Stored data:
-.-.-

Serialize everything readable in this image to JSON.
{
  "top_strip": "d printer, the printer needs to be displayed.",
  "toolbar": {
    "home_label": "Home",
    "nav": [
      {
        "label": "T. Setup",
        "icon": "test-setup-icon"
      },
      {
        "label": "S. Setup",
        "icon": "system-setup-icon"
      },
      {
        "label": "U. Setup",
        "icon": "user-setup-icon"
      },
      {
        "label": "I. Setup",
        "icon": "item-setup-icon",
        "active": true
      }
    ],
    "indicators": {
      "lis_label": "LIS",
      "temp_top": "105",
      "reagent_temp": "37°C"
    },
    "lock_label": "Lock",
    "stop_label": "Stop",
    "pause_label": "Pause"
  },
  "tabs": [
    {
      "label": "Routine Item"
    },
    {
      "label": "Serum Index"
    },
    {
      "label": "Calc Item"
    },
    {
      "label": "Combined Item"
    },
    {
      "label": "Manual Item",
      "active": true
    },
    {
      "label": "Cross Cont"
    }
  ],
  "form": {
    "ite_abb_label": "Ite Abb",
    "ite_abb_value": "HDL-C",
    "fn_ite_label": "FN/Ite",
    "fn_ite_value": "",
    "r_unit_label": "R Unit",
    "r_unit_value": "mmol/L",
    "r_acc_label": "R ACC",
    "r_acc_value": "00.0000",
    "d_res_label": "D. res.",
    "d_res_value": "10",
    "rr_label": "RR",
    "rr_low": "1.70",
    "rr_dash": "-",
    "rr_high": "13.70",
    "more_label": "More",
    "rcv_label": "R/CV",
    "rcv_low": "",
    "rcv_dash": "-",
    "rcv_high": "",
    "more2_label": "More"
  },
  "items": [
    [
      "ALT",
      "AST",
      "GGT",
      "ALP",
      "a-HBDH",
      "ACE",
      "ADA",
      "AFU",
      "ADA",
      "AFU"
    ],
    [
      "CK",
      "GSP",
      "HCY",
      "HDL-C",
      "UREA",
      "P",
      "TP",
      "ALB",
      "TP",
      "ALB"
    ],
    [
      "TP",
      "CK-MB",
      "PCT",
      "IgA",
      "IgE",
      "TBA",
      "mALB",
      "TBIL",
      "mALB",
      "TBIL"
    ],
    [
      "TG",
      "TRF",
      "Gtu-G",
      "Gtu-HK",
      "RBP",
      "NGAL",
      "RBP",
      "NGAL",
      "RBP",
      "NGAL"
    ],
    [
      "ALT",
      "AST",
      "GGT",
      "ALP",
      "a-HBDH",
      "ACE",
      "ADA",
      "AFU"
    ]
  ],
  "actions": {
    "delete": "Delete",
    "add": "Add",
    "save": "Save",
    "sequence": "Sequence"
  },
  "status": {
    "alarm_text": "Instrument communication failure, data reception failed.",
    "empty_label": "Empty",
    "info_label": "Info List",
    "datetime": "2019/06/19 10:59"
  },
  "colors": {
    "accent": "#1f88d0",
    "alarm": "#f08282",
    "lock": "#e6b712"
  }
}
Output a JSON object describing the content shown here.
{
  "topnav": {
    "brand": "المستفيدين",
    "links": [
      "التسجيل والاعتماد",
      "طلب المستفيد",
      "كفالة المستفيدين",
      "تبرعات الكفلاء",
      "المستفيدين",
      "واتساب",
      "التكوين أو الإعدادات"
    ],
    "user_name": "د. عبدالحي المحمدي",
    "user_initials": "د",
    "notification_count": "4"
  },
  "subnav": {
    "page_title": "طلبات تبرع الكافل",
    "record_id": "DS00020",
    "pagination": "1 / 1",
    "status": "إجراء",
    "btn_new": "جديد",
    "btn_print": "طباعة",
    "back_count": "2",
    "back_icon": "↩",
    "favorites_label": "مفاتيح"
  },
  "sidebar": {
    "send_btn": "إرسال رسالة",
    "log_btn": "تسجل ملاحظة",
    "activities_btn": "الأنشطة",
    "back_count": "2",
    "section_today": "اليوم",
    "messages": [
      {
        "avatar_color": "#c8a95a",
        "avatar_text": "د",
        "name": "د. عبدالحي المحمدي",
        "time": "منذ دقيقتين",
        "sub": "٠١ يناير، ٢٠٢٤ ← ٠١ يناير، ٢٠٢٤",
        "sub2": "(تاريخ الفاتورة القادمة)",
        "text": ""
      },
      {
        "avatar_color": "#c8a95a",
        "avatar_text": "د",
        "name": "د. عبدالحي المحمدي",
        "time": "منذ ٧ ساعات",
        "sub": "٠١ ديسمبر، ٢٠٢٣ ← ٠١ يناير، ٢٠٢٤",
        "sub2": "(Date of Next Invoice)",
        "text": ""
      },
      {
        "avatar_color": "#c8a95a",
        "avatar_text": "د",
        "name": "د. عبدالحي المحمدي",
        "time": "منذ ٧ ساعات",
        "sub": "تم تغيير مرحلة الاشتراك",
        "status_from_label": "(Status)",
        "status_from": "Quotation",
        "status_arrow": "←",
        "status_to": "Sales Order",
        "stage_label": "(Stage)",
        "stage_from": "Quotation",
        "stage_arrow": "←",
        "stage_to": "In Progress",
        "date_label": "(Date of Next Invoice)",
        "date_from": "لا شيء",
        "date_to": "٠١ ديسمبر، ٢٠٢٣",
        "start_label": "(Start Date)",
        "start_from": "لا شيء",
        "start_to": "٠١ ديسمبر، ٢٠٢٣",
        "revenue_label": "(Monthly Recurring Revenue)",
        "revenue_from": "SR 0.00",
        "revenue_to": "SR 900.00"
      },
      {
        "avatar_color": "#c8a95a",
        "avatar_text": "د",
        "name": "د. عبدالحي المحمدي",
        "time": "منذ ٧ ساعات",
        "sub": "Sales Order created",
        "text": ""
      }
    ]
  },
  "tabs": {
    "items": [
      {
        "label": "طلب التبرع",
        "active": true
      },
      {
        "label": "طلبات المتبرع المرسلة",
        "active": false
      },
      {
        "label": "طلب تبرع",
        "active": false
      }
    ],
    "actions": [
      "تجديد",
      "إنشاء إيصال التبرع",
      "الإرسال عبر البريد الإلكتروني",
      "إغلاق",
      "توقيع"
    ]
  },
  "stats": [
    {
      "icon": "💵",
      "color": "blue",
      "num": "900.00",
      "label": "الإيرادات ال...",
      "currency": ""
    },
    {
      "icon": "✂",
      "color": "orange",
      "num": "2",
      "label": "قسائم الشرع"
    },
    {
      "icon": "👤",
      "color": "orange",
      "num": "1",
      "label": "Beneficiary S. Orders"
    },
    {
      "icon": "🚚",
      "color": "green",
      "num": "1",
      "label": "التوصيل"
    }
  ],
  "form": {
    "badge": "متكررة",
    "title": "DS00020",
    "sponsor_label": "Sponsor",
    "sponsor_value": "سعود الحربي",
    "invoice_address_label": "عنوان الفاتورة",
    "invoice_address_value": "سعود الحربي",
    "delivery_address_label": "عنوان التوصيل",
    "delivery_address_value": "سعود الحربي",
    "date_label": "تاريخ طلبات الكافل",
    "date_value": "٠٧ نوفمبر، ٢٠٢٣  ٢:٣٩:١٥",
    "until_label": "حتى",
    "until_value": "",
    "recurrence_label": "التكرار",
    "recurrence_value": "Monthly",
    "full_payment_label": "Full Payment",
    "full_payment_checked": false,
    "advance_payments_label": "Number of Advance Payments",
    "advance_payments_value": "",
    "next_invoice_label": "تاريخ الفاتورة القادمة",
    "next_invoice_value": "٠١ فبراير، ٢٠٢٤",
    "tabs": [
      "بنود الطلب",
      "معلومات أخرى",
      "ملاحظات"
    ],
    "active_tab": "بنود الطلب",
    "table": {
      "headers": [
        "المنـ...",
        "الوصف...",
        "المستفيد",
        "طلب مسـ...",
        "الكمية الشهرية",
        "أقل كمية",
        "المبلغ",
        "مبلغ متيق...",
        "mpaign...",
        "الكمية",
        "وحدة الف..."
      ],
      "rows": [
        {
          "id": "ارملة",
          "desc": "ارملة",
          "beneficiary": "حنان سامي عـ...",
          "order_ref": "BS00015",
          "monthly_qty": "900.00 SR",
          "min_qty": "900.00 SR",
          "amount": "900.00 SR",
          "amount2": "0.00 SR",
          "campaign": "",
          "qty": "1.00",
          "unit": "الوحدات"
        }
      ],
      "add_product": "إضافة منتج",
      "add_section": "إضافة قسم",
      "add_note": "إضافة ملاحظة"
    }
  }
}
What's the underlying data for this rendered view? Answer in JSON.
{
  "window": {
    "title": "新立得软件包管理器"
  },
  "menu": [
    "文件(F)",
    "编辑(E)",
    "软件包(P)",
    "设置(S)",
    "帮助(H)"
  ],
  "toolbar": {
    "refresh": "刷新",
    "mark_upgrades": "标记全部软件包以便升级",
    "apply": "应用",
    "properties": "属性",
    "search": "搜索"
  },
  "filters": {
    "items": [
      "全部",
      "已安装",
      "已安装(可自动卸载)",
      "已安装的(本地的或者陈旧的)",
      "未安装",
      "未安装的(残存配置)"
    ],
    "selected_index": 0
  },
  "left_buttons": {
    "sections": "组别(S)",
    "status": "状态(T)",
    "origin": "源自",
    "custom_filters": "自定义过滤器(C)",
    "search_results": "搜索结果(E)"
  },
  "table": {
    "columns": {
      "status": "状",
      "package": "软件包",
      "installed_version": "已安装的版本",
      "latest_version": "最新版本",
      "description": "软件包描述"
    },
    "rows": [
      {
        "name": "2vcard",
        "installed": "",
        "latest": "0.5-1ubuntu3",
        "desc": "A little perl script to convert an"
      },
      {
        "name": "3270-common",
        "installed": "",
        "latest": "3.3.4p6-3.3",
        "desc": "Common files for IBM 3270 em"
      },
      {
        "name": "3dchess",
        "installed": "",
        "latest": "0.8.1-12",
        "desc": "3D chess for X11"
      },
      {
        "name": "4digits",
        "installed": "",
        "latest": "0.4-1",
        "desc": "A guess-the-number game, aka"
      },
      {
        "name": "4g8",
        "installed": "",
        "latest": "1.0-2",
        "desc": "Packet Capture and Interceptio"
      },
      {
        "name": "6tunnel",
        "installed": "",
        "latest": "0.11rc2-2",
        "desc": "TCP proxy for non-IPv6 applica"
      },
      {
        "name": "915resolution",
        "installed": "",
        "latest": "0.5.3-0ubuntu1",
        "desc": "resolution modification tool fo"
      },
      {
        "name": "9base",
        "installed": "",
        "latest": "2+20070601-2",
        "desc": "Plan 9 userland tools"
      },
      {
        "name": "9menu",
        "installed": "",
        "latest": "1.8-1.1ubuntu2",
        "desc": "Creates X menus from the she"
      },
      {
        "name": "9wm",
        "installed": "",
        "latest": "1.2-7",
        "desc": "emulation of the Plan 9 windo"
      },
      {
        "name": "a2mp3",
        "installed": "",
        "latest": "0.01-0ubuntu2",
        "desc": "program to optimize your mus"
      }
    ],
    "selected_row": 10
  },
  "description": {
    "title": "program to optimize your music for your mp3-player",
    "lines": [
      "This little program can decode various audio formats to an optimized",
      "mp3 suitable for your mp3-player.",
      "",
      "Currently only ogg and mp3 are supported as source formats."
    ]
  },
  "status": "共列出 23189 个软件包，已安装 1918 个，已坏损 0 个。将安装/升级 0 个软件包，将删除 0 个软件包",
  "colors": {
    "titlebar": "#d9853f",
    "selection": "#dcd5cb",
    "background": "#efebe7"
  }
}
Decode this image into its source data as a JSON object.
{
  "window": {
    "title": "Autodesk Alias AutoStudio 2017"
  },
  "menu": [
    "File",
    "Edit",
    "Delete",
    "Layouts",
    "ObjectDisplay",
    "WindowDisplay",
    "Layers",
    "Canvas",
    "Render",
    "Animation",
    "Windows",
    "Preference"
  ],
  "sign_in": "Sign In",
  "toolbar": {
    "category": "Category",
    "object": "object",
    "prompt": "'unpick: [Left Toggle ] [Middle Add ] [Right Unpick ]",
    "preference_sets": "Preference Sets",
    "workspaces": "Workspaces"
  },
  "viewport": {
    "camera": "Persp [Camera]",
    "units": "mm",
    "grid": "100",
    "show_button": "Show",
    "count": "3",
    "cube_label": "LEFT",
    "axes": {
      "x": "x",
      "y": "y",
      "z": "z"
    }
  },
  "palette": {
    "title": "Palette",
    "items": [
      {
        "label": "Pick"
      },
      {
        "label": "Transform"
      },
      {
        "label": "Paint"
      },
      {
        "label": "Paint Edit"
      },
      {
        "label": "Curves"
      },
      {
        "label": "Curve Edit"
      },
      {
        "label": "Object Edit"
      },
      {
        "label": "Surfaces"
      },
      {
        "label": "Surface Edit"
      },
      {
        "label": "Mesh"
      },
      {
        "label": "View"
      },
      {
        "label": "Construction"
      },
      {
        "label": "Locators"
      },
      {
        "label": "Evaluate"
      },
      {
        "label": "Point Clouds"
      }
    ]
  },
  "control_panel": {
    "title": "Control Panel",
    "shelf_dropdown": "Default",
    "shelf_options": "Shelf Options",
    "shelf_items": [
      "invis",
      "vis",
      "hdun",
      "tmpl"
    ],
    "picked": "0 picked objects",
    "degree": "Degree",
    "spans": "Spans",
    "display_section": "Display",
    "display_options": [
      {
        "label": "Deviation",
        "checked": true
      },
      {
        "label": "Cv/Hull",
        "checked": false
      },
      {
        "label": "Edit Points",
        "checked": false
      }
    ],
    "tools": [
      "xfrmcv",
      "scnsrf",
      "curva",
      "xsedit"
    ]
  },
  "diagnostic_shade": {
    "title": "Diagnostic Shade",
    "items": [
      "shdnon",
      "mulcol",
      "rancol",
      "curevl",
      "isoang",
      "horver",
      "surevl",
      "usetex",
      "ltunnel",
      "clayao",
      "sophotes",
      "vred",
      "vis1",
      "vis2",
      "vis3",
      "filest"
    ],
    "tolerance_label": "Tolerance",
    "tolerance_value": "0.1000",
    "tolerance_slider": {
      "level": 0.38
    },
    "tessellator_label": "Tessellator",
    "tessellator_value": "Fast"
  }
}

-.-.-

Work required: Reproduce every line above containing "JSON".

Response to this exercise:
Serialize everything readable in this image to JSON.
Output a JSON object describing the content shown here.
What's the underlying data for this rendered view? Answer in JSON.
Decode this image into its source data as a JSON object.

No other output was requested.